Skarbek is frank about the imperative for ClimateWorks to see themselves as part of a bigger ecosystem. ‘We were set up to be mission-oriented; we don’t exist for our own sake,’ says Skarbek.

‘So we start at the end goal, and work backwards to what it will take to get there, and where the biggest gaps are. We ask, “is someone already doing this?”, and partner where we can, so we’re only filling the gaps that best fit our skills and where the greatest impact would be from a systems perspective.’

Skarbek recognises that ClimateWorks’ position as a ‘bridge organisation’, driving new thinking within the ecosystem, necessitates hiring for—and cultivating—cross-sector experience.

‘We are in the business of influence, so you have to be in a place of understanding someone’s position to do that.’

Employee exposure to new topics and experiences outside the organisation is vital. As Skarbek notes, ‘Monoculture is not good for biodiversity or intellectual diversity—it is critical for people to get experience elsewhere. We had a golden rule—say yes to experiences that put you in very different environments, particularly ones where the power lies.’

Employees are also empowered to be innovative through a sense of shared ownership and apprenticeship. ‘Ownership of the outcome means we can give leaders greater autonomy to play to their strengths.’

For Skarbek, developing this in younger staff is about coaching on the job. ‘An apprenticeship model is critical for us—we overinvest in pre-briefing and de-briefing with staff about the context, to build that collective sense of ownership,’ she explains. ‘This means even our most junior staff have a stake, and a strong understanding of our mission and how we seek to achieve it. That empowers them to be solving for it in all the decisions they make.
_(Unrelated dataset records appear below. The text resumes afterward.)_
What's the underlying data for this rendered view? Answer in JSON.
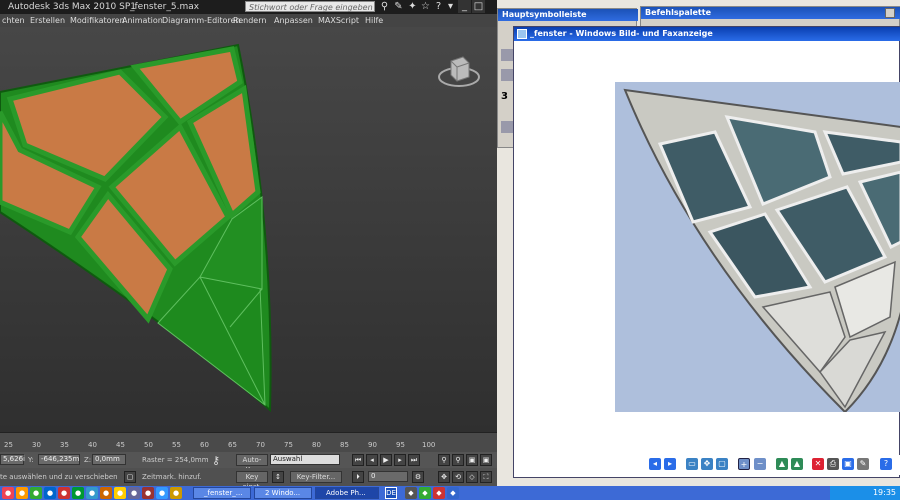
{
  "max_window": {
    "app_title": "Autodesk 3ds Max  2010 SP1",
    "file_title": "_fenster_5.max",
    "search_placeholder": "Stichwort oder Frage eingeben",
    "menu": [
      "chten",
      "Erstellen",
      "Modifikatoren",
      "Animation",
      "Diagramm-Editoren",
      "Rendern",
      "Anpassen",
      "MAXScript",
      "Hilfe"
    ],
    "timeline_ticks": [
      "25",
      "30",
      "35",
      "40",
      "45",
      "50",
      "55",
      "60",
      "65",
      "70",
      "75",
      "80",
      "85",
      "90",
      "95",
      "100"
    ],
    "status": {
      "x_value": "5,626i",
      "y_label": "Y:",
      "y_value": "-646,235m",
      "z_label": "Z:",
      "z_value": "0,0mm",
      "grid": "Raster = 254,0mm",
      "autokey_label": "Auto-Key",
      "selection_value": "Auswahl",
      "keyset_label": "Key einst.",
      "keyfilter_label": "Key-Filter...",
      "frame_value": "0",
      "prompt": "te auswählen und zu verschieben",
      "timemark": "Zeitmark. hinzuf."
    }
  },
  "panels": {
    "haupt_title": "Hauptsymbolleiste",
    "befehl_title": "Befehlspalette",
    "haupt_digit": "3"
  },
  "fax_viewer": {
    "title": "_fenster - Windows Bild- und Faxanzeige"
  },
  "taskbar": {
    "tasks": [
      {
        "label": "_fenster_...",
        "active": false
      },
      {
        "label": "2 Windo...",
        "active": false
      },
      {
        "label": "Adobe Ph...",
        "active": true
      }
    ],
    "language": "DE",
    "clock": "19:35"
  },
  "colors": {
    "mesh_green": "#1f8a1f",
    "glass_orange": "#c97a45",
    "title_blue": "#2a6ce8"
  }
}
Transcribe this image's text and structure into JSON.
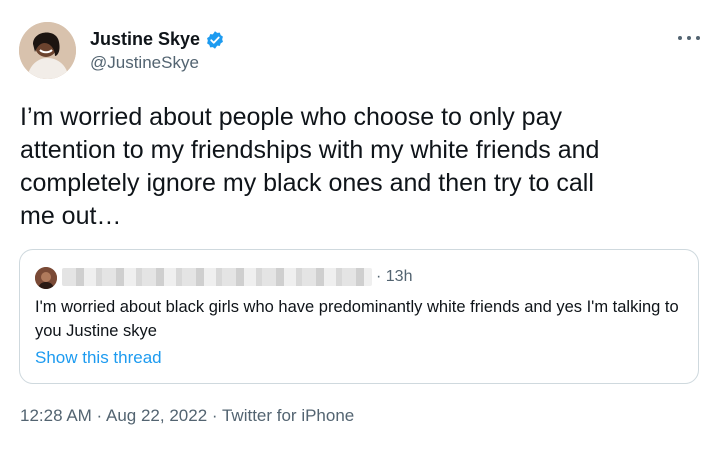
{
  "author": {
    "display_name": "Justine Skye",
    "handle": "@JustineSkye",
    "verified_icon": "verified-badge-icon",
    "avatar_icon": "profile-photo"
  },
  "tweet": {
    "text": "I’m worried about people who choose to only pay\nattention to my friendships with my white friends and\ncompletely ignore my black ones and then try to call\nme out…"
  },
  "quote": {
    "time": "· 13h",
    "text": "I'm worried about black girls who have predominantly white friends and yes I'm talking to you Justine skye",
    "link": "Show this thread"
  },
  "meta": {
    "time": "12:28 AM",
    "sep1": " · ",
    "date": "Aug 22, 2022",
    "sep2": " · ",
    "source": "Twitter for iPhone"
  },
  "colors": {
    "accent": "#1d9bf0",
    "secondary_text": "#536471",
    "border": "#cfd9de"
  }
}
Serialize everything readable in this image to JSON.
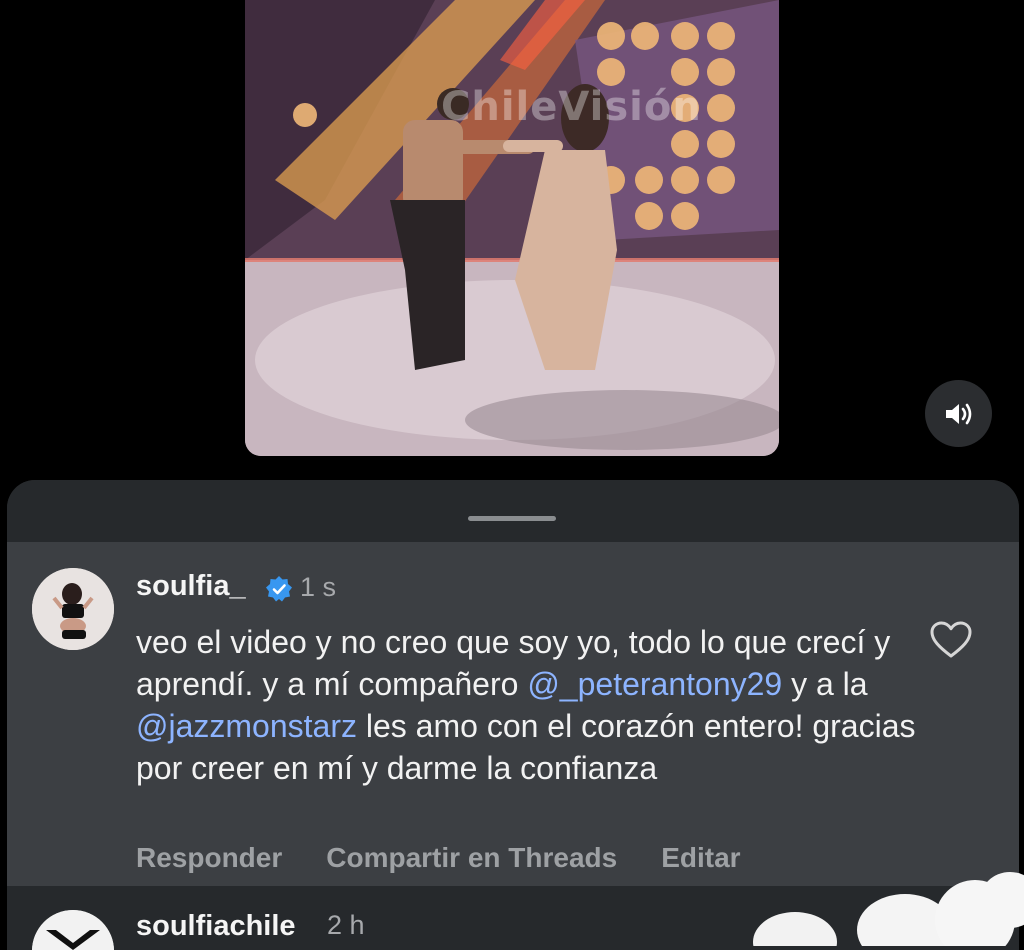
{
  "video": {
    "watermark": "ChileVisión",
    "sound_icon": "speaker-icon"
  },
  "comment": {
    "username": "soulfia_",
    "verified_icon": "verified-badge-icon",
    "time": "1 s",
    "text_parts": [
      "veo el video y no creo que soy yo, todo lo que crecí y aprendí. y a mí compañero ",
      "@_peterantony29",
      " y a la ",
      "@jazzmonstarz",
      " les amo con el corazón entero! gracias por creer en mí y darme la confianza"
    ],
    "like_icon": "heart-outline-icon",
    "actions": {
      "reply": "Responder",
      "share": "Compartir en Threads",
      "edit": "Editar"
    }
  },
  "next_comment": {
    "username": "soulfiachile",
    "time": "2 h"
  },
  "colors": {
    "sheet_bg": "#26292c",
    "highlight_bg": "#3c3f43",
    "mention": "#8db4ff",
    "verified": "#3897f0"
  }
}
‘Ownership of the outcome means we can give leaders greater autonomy to play to their strengths.’


ANNA SKARBEK, CEO, ClimateWorks Australia
McKinsey & Company, Building from purpose:
Unlocking the power of Australia’s
not-for-profit sector

*About this research – The Australian Scholarships Foundation collaborated with McKinsey & Company for this research. The research was based on McKinsey’s Organisational Health Index (OHI)’ diagnostic tool. McKinsey have used the OHI with 2000+ organisations (6 million+ responses) globally over two decades. The OHI measures how ‘healthy’ an organisation is. How it aligns around mission and strategy, executes with excellence, and renews itself to sustainably achieve its aspirations.

Findings are based on 4,000+ OHI survey responses across 37 prominent Australian social sector organisations. Also sector CEO roundtables and in-depth case studies on non-profits who are out-performing, even in the current environment.


Sharing stories to support organisational health

We’d like to share more insights like these to help improve not-for-profit staff capabilities and support organisational health and growth. If your organisation perform well at one or more of the three key capabilities this latest report has highlighted (talent growth, execution excellence and system shaping) we would love to hear from you. Please contact us if you are open/willing to share some of your insights and lessons with others in the sector.

Read more of our insights on not-for-profit capability building here.